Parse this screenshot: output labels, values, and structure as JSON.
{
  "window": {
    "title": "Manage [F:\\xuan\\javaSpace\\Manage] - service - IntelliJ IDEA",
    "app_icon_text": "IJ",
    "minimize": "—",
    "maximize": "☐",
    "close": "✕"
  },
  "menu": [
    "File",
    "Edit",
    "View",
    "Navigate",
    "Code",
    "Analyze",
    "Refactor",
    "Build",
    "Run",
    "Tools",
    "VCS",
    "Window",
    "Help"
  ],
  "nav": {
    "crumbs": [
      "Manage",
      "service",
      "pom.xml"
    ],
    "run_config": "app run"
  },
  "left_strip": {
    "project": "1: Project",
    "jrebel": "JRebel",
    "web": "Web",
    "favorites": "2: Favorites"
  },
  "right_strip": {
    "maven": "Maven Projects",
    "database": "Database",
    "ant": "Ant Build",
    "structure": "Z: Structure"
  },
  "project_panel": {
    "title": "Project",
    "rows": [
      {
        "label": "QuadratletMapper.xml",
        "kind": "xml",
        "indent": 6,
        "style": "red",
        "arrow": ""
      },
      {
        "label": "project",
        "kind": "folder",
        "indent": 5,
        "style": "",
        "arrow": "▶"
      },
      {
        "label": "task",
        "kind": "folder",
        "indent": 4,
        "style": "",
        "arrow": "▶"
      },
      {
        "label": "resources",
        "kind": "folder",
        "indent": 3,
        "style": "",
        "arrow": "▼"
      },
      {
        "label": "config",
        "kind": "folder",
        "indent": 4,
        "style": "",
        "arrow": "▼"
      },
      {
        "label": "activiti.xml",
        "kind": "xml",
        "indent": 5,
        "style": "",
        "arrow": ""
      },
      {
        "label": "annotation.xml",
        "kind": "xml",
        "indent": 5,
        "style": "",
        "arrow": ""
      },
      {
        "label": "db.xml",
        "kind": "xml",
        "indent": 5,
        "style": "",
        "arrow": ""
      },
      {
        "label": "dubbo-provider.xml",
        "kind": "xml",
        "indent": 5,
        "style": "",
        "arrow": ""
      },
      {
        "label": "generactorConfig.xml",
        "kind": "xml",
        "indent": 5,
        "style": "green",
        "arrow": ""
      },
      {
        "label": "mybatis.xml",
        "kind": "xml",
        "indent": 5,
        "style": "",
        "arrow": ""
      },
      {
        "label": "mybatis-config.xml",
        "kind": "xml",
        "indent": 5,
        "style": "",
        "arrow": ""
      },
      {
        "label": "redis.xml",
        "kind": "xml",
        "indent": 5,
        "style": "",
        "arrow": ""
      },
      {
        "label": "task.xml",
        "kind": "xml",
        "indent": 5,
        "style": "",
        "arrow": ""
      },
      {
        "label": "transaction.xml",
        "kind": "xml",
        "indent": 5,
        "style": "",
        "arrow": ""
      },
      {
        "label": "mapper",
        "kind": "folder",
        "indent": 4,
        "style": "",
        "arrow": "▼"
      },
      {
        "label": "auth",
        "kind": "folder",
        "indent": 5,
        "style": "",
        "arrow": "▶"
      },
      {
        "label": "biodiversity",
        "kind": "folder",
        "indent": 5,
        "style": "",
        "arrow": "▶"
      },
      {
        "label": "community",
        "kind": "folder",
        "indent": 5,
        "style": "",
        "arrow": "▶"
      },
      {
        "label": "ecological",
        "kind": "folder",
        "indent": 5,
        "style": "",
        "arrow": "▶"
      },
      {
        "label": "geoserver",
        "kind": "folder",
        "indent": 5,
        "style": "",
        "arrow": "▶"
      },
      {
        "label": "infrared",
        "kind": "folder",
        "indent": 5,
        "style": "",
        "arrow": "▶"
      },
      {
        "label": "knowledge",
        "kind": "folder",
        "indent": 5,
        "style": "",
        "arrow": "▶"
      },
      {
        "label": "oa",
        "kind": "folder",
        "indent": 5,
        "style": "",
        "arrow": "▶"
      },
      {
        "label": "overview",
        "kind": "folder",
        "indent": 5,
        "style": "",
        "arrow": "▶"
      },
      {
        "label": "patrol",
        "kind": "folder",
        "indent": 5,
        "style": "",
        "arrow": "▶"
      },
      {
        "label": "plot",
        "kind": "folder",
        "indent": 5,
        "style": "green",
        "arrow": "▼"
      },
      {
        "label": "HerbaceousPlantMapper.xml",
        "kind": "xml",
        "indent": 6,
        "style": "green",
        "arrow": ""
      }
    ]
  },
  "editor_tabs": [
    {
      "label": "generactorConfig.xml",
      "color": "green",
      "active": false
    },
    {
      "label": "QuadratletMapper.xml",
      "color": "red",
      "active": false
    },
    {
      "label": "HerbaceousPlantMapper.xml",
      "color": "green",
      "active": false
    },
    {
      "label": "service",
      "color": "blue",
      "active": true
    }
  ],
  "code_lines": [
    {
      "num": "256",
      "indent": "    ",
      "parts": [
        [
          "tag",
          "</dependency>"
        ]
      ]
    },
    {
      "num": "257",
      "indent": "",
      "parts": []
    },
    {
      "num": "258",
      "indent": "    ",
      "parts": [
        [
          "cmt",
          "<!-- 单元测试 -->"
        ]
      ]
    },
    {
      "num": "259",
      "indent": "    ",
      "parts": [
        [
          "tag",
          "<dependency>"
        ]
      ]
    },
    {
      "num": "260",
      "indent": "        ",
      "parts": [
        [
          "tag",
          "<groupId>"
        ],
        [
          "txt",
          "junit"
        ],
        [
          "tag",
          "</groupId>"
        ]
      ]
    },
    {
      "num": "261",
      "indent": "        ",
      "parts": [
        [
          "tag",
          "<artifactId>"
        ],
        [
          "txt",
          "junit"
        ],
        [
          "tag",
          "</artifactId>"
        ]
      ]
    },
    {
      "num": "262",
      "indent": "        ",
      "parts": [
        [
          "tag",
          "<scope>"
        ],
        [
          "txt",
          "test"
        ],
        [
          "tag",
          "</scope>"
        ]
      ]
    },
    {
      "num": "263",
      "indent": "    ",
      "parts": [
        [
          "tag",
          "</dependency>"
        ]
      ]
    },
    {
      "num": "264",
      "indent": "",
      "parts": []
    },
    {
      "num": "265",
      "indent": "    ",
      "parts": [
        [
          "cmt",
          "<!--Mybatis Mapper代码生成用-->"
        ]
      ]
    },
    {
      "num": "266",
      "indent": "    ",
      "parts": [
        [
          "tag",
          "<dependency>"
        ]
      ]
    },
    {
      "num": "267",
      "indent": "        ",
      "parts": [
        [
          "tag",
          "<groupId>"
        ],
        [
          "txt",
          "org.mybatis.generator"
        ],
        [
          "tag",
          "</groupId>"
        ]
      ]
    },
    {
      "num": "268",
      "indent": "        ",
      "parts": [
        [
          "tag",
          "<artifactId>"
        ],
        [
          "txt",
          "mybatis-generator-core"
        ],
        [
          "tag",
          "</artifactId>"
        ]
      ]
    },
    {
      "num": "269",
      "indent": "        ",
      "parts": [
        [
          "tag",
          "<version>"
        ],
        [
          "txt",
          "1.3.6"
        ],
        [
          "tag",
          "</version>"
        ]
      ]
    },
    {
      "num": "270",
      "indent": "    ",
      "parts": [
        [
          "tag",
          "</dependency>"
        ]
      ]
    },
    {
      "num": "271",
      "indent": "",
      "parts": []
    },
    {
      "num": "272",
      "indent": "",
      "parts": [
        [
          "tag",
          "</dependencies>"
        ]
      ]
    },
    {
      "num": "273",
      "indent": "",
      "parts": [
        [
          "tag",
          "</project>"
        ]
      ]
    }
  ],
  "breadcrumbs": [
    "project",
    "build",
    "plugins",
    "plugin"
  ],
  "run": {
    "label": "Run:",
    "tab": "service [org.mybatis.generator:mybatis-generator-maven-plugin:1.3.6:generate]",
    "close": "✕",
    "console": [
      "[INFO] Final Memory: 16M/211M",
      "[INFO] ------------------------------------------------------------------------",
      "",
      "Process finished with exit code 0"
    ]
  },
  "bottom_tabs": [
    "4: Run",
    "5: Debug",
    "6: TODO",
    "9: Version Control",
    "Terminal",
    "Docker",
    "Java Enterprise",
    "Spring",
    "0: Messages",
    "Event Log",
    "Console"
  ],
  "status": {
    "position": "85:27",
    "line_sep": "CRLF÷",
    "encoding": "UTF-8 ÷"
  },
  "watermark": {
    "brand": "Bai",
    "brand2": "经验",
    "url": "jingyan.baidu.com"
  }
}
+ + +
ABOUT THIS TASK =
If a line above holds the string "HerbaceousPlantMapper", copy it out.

RESPONSE TO THE TASK =
        "label": "HerbaceousPlantMapper.xml",
      "label": "HerbaceousPlantMapper.xml",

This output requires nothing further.